June Questions and Answers
Newsletter issue – June 2023
A: This bonus payment from the Nationwide is treated as normal bank interest for tax purposes, so it is taxable. However, in most cases it will be covered by your savings allowance of £1,000 (£500 for higher rate taxpayers). Taxpayers who pay income tax at 45% on savings do not benefit from a savings allowance, so they will have to pay £45 in tax on this bonus.
You will need to include this bonus in your 2023/24 tax return, if you normally complete one.
Q. My company regularly pays expenses on my behalf which I later reimburse the company for, I have a variable outstanding debt with the company during the year. I‘ve read that if the total of that debt exceeds £10,000 at any point the company has to pay NIC at 13.8% on the entire amount. Is that correct?
A: The company has to pay NIC at 13.8% on the value of the deemed interest on the outstanding debt, which is treated as a taxable benefit for you, assuming you don‘t actually pay interest on that debt.
While the total debt is less than £10,000 there is no taxable benefit in kind, so its only periods during which the debt exceed £10,000 when the nominal interest needs to be calculated at the official rate (currently 2.25%).
If the debt was £12,000 for 3 months, the benefit in kind would be: (2.25% x 12,000) x 3/12 = £67.50. As a 40% taxpayer you would pay tax of £27. The company would pay NIC at 13.8% on £67.50 = £9.32.
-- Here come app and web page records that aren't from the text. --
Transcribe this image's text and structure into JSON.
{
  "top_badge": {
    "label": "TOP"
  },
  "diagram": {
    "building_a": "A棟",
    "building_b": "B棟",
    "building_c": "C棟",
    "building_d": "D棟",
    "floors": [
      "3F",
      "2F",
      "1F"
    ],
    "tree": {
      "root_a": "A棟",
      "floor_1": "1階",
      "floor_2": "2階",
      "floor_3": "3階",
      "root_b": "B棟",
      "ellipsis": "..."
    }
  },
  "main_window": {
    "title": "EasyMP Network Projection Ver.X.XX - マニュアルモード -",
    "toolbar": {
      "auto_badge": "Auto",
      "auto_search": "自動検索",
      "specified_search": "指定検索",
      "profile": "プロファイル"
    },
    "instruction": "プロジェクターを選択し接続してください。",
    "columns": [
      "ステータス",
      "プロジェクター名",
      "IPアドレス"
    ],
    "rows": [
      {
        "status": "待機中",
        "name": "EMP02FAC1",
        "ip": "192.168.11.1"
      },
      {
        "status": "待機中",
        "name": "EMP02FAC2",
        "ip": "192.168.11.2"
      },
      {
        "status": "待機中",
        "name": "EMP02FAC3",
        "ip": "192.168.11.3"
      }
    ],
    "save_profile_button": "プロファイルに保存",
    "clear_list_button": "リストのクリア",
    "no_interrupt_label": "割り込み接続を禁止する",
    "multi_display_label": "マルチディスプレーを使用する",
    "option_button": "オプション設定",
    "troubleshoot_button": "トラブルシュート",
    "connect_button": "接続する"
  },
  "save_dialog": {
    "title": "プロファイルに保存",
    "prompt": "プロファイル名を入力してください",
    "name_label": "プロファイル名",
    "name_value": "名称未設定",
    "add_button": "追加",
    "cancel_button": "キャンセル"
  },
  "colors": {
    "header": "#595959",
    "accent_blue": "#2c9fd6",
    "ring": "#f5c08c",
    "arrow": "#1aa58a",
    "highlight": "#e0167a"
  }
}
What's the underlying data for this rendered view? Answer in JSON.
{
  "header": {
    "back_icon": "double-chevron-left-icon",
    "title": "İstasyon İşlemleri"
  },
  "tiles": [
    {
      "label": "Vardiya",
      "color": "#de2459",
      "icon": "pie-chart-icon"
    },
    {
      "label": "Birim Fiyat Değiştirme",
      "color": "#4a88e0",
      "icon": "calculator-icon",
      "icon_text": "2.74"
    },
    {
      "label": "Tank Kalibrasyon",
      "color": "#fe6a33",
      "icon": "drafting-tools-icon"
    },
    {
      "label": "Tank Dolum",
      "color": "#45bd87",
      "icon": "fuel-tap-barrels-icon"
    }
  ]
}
A: The PAYE system is set up to collect tax and other payroll deductions. When an employer is due a refund that sum is first off-set against the PAYE due to be paid over every month or quarter. Rather than pay back the balance of the refund to the employer, HMRC hang on to it to set it against future tax/ NIC liabilities.
If you look in your business tax account under the PAYE section and click on payments made, it should show an unallocated credit, which will be the balance of the SMP owing. You can ask HMRC to pay that sum to you, but that will involve phoning the employer helpline.